### GIVEN DATA
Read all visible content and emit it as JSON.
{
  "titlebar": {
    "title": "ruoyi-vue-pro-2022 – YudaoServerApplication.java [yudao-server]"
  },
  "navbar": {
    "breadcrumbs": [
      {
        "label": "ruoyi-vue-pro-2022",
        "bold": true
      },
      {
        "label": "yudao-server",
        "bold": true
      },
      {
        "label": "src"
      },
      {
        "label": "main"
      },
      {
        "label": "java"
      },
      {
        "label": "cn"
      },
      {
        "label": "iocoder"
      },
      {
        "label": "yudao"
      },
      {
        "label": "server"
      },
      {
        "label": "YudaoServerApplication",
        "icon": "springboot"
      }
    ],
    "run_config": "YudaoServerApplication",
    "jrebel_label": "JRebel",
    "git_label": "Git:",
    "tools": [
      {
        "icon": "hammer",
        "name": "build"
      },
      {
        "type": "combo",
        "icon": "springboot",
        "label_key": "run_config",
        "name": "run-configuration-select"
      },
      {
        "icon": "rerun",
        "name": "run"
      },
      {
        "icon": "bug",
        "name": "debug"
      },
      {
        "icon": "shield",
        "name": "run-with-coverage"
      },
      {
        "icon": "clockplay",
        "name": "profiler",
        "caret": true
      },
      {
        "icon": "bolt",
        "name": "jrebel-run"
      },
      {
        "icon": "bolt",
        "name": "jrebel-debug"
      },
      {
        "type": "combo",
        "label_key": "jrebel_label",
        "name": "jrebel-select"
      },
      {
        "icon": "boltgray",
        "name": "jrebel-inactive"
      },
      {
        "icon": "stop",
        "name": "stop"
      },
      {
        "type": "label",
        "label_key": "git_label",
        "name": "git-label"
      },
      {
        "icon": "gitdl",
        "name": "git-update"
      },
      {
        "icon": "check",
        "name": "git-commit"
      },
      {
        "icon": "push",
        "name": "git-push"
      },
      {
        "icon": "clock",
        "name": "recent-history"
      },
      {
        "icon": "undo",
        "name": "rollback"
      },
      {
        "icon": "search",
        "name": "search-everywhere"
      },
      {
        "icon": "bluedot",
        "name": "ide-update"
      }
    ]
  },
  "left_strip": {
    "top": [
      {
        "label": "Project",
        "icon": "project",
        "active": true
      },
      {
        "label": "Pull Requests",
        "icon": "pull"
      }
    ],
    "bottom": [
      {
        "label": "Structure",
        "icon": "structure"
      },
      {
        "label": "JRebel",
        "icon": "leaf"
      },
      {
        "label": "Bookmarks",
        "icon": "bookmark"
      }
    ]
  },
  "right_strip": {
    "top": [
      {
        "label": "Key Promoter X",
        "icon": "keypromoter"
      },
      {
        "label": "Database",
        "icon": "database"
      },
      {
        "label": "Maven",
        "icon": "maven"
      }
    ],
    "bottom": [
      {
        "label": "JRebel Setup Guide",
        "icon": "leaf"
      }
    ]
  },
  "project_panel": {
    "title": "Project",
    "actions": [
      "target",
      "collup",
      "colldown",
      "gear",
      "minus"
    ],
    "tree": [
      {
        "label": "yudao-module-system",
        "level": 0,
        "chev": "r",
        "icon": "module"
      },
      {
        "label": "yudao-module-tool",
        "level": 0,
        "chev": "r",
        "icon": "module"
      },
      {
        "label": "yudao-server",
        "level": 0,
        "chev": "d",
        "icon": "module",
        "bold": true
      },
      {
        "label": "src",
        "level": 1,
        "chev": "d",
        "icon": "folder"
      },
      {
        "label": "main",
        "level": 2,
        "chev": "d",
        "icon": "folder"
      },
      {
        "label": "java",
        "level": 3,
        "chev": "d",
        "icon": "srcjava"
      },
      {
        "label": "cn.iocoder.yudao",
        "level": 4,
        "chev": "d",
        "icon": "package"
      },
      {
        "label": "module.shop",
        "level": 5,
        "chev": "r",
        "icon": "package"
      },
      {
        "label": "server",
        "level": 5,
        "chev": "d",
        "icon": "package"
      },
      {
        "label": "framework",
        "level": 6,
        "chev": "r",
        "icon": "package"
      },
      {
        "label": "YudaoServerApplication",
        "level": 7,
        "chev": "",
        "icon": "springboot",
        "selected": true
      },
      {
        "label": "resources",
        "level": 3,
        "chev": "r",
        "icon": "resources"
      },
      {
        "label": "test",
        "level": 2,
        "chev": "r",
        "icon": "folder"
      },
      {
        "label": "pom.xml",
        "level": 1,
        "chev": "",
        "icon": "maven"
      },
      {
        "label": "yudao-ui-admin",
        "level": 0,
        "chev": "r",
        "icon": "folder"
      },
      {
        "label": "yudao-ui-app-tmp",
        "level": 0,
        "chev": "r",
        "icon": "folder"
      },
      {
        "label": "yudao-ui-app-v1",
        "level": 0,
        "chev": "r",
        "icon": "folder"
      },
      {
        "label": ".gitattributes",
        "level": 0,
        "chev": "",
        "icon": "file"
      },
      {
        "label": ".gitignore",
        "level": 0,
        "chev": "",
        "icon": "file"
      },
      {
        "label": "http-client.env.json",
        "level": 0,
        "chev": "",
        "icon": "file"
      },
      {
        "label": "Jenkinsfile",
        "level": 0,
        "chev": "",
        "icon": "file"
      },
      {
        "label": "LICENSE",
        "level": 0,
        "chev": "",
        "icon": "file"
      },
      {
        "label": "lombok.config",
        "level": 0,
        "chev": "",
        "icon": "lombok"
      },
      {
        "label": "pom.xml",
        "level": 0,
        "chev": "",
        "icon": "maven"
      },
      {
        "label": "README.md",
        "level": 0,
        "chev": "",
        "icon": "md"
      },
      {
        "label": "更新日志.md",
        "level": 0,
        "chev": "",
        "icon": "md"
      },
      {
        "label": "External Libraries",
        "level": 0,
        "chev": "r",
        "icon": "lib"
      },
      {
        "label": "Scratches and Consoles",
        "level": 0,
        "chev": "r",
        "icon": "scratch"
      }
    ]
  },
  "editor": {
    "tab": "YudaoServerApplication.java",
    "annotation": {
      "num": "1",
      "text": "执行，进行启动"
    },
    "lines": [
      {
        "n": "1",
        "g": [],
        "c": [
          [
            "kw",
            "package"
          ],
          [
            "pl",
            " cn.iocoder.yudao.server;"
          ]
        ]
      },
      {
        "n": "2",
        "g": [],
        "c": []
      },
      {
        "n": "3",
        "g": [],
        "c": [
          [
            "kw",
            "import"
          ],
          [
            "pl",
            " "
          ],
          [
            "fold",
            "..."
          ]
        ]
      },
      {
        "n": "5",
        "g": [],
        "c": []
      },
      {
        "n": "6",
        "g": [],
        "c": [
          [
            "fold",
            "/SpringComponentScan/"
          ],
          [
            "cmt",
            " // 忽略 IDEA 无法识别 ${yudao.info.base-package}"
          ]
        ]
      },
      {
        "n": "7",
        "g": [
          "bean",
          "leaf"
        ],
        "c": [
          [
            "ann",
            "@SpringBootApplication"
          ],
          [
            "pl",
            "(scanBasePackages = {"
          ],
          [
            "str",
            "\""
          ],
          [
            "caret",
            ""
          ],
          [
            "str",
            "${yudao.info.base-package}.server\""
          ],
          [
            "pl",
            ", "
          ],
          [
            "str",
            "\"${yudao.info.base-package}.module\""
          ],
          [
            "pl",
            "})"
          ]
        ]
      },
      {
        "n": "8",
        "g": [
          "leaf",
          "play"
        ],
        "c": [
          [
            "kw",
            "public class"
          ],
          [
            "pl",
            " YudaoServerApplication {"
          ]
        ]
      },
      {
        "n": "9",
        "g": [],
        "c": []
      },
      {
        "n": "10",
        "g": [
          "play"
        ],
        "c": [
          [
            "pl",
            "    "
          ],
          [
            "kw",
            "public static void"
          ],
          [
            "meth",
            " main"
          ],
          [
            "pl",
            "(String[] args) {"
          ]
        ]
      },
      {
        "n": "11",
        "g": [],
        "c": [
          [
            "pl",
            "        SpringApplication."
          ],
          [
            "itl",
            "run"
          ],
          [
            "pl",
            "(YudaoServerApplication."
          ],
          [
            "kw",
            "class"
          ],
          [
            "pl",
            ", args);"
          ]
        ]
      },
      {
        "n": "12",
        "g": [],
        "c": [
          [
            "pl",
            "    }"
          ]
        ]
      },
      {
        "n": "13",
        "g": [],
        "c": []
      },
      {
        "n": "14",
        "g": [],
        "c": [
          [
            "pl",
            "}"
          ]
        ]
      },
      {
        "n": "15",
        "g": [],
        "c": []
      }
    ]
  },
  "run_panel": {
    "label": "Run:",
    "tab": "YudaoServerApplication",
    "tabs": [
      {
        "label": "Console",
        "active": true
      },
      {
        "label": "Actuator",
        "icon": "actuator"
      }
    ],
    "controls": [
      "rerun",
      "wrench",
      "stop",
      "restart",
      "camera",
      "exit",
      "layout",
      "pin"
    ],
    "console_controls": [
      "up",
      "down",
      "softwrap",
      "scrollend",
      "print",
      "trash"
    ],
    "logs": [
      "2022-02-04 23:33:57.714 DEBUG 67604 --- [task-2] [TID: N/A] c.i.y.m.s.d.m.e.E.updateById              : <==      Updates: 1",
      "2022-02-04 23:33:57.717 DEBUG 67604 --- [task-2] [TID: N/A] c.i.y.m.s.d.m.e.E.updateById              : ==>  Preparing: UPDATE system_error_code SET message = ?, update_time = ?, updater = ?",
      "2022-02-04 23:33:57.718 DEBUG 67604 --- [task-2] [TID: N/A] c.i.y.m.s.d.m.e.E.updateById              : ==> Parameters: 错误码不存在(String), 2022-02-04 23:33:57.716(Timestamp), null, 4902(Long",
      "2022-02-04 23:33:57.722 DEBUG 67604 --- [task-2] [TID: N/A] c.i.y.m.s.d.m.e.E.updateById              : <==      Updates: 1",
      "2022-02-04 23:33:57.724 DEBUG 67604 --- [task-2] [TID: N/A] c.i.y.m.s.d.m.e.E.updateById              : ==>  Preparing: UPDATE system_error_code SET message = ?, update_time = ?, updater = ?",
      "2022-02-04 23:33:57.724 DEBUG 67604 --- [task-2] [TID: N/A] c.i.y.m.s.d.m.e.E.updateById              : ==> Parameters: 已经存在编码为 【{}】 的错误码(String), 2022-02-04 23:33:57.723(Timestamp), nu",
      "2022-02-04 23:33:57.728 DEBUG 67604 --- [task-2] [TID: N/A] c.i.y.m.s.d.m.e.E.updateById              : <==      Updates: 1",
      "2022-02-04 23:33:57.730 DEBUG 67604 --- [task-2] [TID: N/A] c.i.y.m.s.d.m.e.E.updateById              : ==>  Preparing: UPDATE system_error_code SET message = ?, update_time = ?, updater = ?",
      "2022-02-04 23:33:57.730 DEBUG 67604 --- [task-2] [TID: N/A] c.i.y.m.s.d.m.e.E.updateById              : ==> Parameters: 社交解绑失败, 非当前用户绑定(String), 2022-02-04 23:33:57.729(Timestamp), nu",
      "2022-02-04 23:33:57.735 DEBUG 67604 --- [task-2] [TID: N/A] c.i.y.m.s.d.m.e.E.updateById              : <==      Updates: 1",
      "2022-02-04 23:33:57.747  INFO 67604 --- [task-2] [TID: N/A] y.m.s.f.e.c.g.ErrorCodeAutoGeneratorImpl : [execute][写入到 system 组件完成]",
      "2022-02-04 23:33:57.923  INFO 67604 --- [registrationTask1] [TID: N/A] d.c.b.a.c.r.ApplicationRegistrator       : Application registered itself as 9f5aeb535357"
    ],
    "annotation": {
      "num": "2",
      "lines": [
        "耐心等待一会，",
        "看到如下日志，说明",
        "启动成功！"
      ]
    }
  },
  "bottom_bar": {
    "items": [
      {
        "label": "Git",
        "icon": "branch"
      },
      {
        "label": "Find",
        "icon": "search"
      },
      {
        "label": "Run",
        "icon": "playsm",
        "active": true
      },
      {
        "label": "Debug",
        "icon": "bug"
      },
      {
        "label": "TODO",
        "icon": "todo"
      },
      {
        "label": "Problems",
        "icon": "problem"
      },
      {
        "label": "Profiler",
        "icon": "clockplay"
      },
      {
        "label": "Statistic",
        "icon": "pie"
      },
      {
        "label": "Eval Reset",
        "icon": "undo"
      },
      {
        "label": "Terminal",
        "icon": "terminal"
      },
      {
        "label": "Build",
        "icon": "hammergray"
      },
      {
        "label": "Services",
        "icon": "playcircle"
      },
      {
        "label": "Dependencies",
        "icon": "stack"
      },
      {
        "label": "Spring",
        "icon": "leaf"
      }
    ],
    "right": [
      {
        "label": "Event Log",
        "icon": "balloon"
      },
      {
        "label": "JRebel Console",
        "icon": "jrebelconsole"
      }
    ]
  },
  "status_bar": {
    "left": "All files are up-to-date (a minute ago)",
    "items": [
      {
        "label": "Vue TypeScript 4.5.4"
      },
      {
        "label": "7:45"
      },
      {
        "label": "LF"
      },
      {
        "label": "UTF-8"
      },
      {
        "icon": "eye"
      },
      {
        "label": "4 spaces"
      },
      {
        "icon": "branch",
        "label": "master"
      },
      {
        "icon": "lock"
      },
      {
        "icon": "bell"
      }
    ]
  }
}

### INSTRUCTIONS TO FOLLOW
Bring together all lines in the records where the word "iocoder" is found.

### ANSWER SECTION
        "label": "iocoder"
        "label": "cn.iocoder.yudao",
            " cn.iocoder.yudao.server;"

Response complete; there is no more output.